WHAT THIS TASK INVOLVES:
How many lines in the material below include the string "City"? Answer with the number only.

Top of MATERIAL FOR THIS EXERCISE

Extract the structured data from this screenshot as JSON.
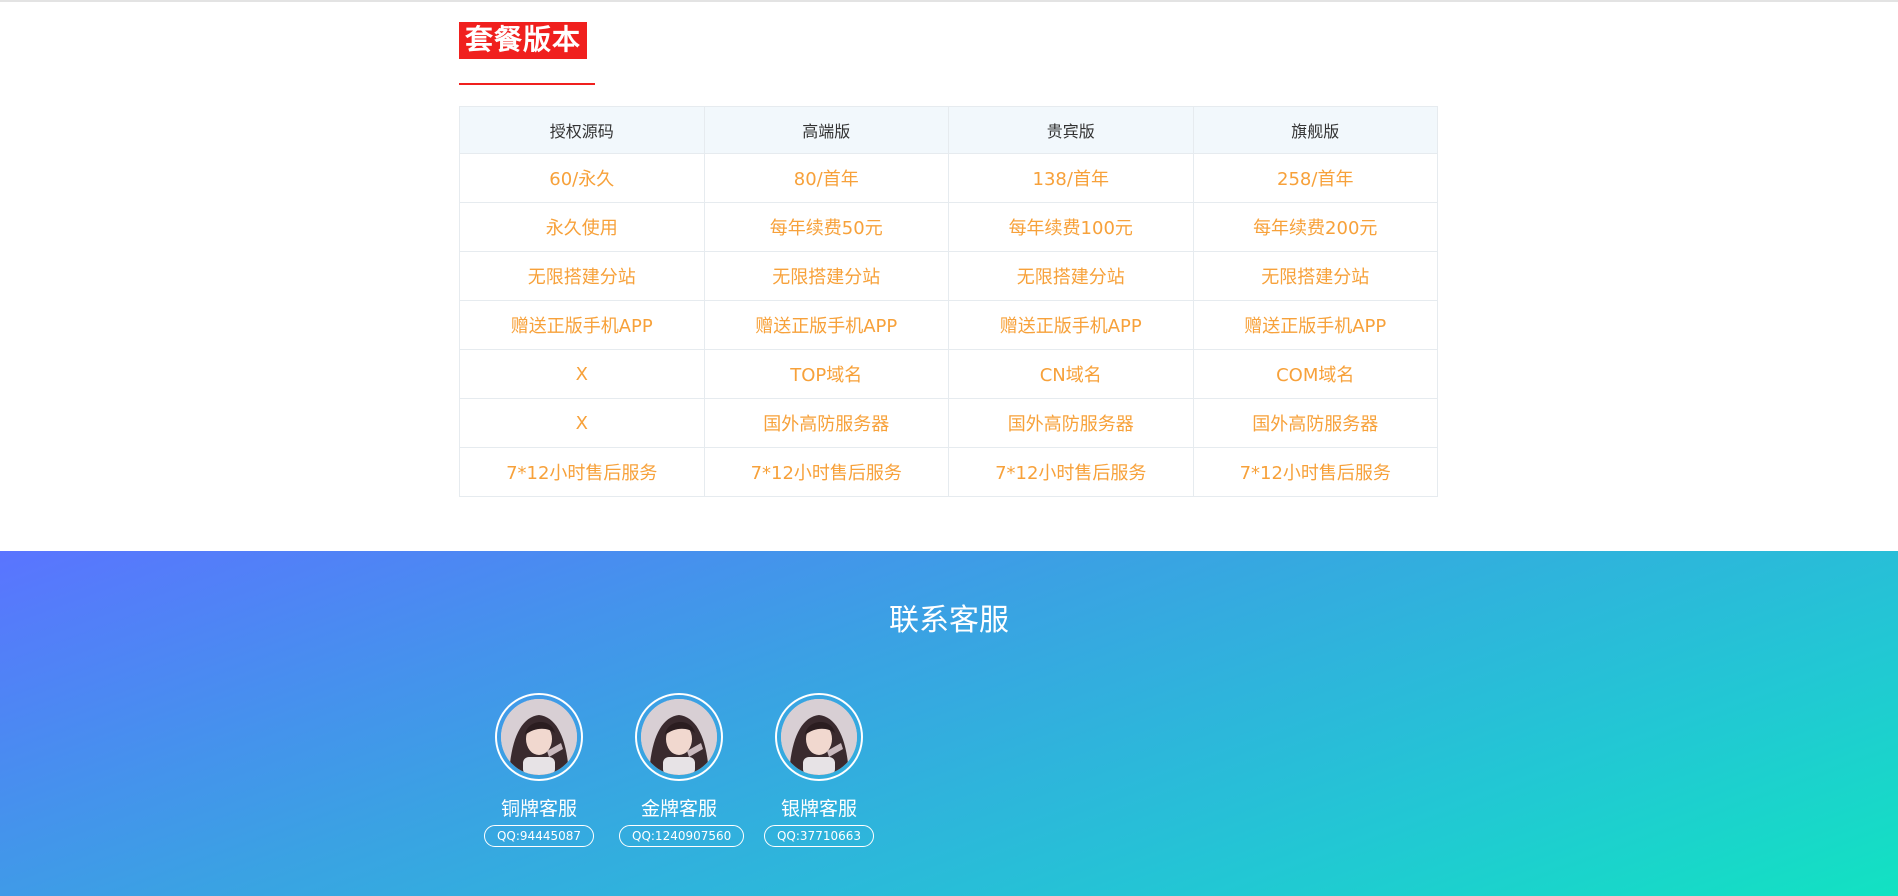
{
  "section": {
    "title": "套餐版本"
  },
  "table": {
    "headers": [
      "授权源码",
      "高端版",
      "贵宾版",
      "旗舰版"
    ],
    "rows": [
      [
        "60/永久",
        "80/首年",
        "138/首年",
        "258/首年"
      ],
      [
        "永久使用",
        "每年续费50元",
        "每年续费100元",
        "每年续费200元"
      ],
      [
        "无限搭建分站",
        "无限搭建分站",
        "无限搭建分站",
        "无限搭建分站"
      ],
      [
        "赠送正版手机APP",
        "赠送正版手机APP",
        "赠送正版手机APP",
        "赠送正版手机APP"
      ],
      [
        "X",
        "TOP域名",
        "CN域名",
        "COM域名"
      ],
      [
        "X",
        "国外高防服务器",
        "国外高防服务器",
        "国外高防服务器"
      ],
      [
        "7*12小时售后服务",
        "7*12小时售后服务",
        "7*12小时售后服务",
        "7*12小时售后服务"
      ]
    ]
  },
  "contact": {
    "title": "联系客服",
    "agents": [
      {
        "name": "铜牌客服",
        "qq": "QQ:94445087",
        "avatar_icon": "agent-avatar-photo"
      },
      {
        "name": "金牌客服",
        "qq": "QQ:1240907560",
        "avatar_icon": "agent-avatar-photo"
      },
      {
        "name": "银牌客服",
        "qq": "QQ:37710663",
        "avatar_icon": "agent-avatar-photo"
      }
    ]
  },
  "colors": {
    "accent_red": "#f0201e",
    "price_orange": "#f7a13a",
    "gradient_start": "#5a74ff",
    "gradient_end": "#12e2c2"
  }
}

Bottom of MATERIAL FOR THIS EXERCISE
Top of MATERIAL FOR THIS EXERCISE

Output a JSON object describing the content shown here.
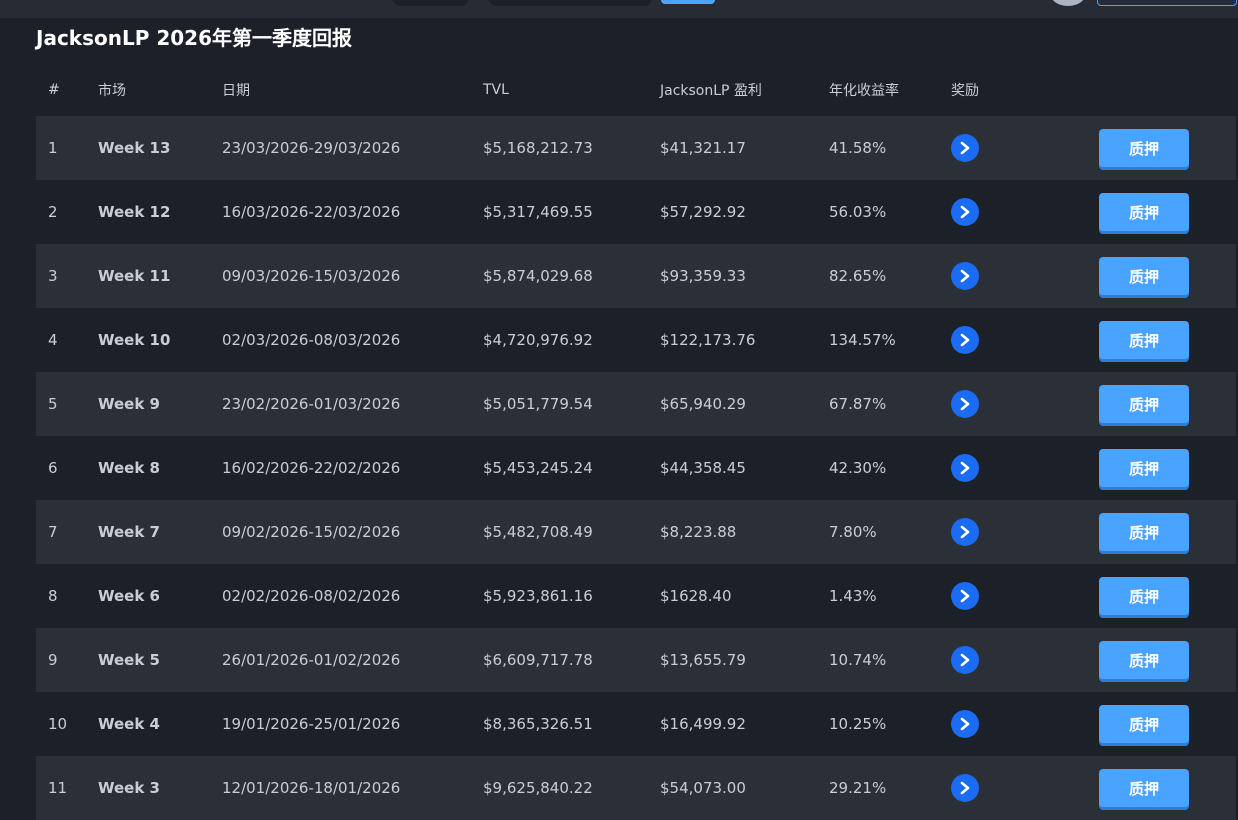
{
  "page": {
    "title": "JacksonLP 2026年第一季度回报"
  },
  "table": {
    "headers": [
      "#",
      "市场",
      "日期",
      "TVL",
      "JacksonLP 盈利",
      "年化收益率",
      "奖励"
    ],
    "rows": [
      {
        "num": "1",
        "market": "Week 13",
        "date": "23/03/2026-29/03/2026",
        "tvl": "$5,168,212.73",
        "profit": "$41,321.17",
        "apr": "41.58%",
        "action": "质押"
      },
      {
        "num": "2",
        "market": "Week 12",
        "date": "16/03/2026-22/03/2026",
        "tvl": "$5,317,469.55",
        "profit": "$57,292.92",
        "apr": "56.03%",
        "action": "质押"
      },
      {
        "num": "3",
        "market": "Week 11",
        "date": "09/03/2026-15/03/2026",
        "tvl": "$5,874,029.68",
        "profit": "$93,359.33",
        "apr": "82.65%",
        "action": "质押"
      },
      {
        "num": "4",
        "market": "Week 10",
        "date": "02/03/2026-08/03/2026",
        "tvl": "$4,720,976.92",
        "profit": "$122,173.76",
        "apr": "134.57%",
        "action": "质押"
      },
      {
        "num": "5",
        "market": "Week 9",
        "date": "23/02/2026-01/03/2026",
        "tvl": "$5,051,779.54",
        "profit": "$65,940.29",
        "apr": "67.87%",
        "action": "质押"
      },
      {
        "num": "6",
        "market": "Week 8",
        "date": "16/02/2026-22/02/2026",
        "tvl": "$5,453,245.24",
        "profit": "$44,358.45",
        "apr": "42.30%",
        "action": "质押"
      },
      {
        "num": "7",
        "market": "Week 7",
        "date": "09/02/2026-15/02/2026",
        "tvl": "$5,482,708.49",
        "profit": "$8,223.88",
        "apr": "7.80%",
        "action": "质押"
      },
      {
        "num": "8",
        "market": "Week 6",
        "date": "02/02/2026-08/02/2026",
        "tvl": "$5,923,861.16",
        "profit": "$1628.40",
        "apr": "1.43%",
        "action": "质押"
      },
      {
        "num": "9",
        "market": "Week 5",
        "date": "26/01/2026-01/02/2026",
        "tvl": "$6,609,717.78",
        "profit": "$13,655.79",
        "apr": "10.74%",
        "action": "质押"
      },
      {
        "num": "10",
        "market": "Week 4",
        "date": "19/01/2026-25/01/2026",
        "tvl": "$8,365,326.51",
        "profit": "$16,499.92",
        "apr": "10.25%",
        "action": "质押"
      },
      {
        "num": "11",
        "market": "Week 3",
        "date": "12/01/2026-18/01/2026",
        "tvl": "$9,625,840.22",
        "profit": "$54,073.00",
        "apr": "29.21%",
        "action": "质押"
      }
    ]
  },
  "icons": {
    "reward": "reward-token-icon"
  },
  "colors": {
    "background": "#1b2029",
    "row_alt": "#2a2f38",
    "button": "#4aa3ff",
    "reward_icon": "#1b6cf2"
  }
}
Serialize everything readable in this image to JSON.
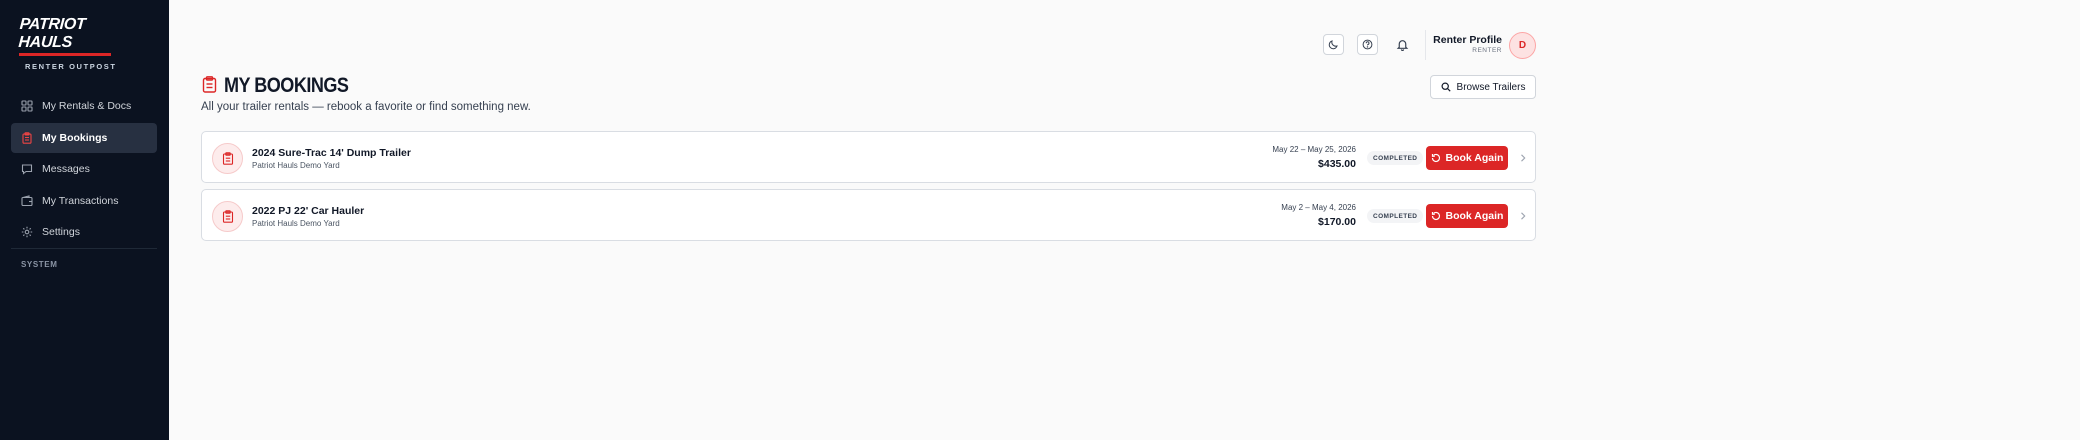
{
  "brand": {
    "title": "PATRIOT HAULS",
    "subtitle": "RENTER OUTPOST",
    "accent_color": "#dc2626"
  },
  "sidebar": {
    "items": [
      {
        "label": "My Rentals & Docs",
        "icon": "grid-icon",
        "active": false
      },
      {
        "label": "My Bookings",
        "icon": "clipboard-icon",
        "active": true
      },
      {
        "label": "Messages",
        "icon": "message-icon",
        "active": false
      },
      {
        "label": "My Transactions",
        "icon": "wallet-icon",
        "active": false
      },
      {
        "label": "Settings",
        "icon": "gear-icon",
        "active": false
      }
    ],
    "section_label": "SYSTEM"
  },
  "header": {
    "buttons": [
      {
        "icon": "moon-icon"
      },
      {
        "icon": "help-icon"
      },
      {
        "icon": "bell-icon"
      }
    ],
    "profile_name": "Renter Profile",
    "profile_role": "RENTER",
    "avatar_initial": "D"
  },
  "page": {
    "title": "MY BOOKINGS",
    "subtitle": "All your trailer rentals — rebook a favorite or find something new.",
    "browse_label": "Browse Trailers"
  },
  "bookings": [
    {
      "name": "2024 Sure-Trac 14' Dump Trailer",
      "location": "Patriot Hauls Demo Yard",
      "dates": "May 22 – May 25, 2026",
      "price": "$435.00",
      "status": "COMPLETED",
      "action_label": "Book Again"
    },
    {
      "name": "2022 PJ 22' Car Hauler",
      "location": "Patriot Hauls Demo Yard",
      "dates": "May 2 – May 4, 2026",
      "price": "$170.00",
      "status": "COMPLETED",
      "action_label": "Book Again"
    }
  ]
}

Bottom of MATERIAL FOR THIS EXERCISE
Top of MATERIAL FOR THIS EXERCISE

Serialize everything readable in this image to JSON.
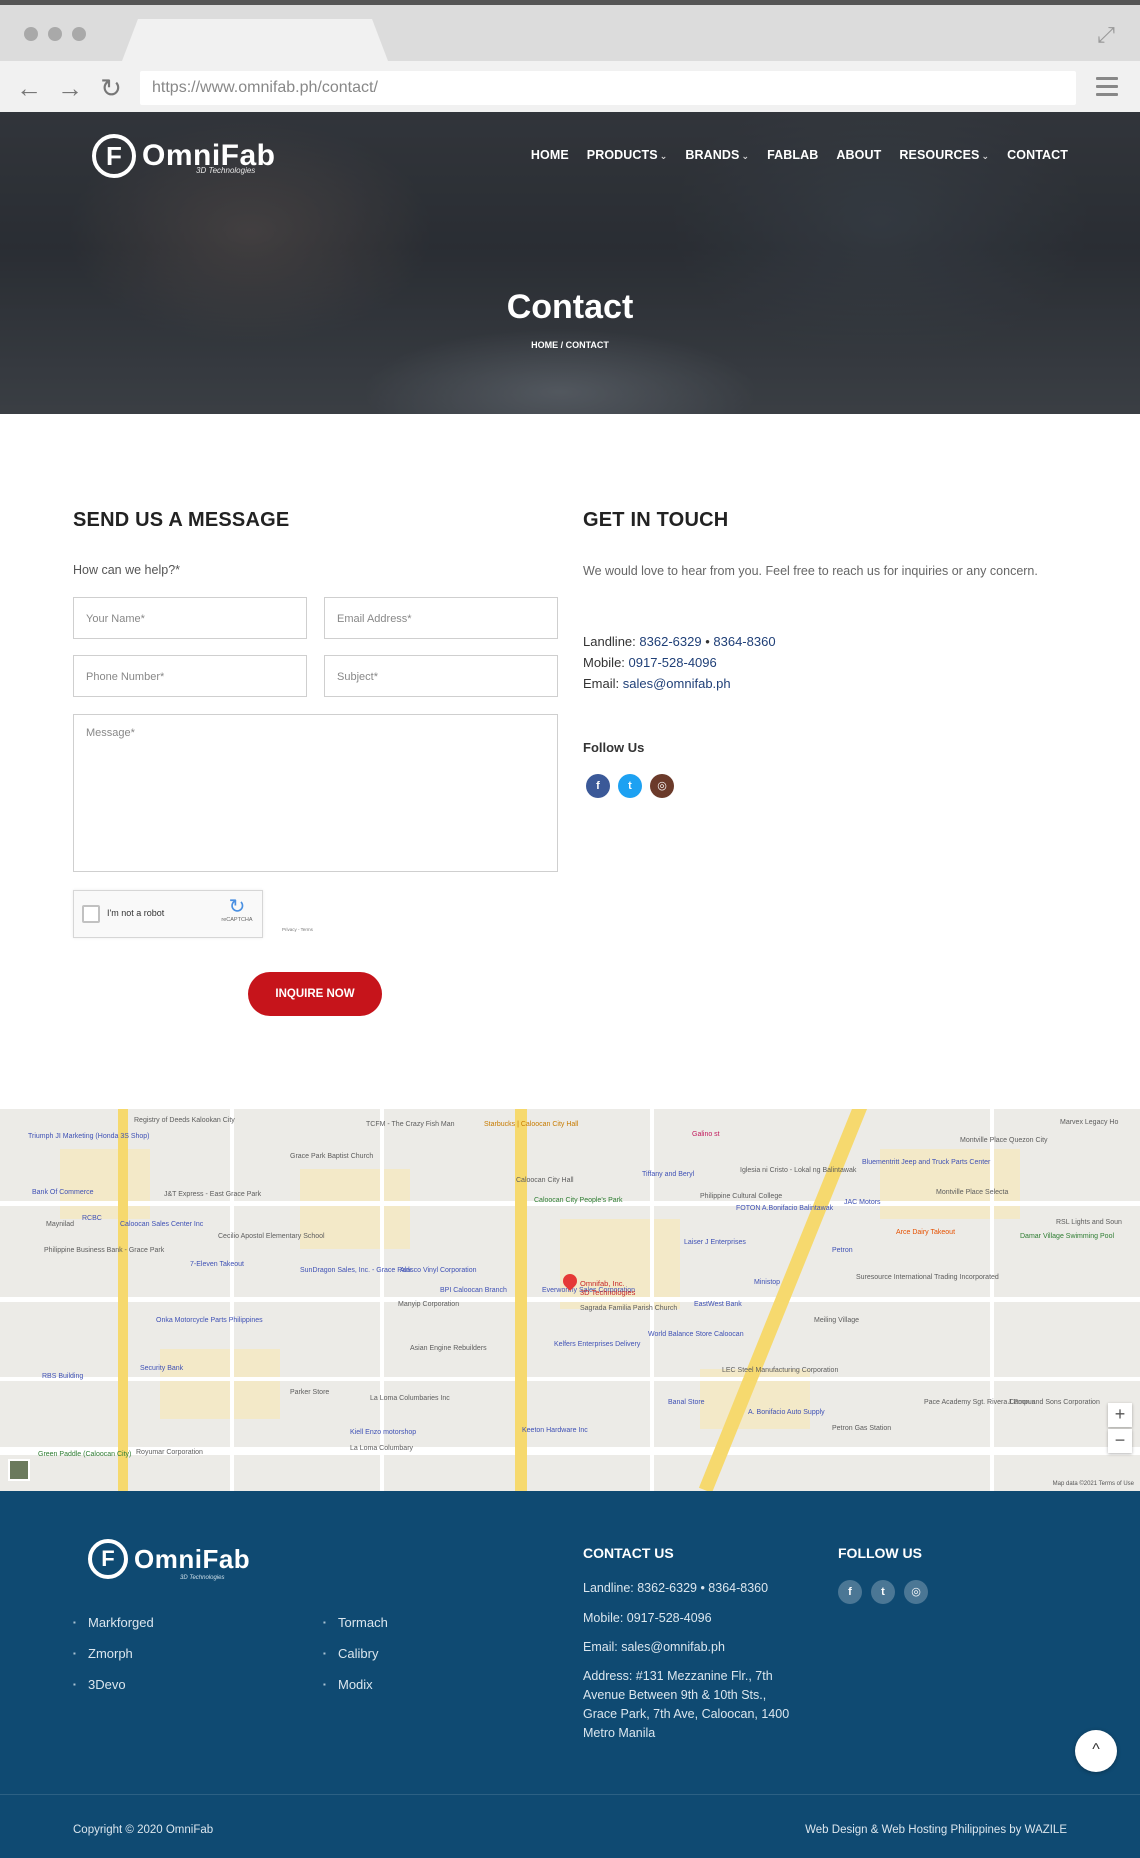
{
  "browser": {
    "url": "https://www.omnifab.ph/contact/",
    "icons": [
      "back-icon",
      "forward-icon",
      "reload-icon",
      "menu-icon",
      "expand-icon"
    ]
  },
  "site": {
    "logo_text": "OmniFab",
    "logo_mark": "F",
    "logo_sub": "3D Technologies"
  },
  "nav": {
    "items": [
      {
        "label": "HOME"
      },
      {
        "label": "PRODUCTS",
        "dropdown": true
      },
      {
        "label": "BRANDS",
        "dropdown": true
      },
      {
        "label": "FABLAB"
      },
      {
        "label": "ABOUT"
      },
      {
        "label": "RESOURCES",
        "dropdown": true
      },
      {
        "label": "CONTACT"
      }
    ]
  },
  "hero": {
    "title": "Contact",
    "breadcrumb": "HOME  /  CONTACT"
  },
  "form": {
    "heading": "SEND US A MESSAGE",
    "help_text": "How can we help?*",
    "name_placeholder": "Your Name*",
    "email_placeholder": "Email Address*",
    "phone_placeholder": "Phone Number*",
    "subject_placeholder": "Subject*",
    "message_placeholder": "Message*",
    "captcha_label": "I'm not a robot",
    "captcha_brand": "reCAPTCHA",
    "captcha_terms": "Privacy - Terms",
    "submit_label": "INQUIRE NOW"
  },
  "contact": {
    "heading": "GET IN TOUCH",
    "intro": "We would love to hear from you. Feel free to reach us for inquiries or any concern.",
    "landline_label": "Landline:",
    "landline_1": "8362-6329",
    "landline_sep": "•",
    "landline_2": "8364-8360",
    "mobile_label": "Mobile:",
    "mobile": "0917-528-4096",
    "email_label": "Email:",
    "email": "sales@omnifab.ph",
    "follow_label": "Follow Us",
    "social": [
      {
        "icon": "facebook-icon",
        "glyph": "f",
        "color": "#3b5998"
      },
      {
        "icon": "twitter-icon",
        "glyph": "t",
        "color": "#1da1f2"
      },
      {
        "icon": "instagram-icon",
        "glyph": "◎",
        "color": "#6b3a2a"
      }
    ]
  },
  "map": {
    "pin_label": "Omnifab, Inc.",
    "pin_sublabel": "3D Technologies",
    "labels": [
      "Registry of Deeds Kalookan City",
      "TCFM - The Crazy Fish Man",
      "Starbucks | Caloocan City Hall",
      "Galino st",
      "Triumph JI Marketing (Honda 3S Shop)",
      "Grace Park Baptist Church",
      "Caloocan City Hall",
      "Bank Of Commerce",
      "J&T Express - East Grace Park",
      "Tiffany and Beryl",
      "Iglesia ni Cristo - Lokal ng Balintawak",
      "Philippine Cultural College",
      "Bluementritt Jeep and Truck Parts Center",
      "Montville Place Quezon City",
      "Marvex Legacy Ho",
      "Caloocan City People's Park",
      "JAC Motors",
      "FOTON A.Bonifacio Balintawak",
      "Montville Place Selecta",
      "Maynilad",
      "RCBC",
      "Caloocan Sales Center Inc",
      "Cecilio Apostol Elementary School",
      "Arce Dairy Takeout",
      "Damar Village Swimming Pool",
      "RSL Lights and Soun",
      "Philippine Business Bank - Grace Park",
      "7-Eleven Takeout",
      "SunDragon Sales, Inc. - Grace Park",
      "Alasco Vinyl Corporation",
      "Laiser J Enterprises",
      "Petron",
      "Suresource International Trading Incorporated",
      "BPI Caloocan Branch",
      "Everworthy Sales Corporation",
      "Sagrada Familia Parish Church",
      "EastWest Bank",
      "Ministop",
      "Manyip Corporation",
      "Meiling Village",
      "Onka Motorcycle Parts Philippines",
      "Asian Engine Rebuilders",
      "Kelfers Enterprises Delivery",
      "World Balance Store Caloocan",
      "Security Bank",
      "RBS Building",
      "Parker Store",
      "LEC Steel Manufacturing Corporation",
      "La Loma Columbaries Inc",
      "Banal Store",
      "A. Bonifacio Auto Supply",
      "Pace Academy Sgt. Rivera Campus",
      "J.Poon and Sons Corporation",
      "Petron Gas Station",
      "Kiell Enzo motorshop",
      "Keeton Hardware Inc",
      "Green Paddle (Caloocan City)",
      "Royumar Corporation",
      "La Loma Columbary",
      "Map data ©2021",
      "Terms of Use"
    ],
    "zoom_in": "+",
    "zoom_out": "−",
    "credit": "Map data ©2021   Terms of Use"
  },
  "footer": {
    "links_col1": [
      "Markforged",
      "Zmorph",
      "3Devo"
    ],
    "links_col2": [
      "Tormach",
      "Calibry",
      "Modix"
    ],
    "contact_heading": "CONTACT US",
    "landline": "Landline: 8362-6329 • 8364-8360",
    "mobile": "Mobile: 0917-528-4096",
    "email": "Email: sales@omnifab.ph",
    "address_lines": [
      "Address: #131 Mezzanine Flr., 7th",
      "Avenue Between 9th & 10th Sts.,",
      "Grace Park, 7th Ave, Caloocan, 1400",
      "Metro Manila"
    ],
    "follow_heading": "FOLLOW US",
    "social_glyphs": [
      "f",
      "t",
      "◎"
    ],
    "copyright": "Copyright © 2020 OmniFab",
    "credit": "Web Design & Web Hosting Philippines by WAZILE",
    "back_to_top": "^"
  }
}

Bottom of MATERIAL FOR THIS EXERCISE

OUTPUT OF THE TASK:
6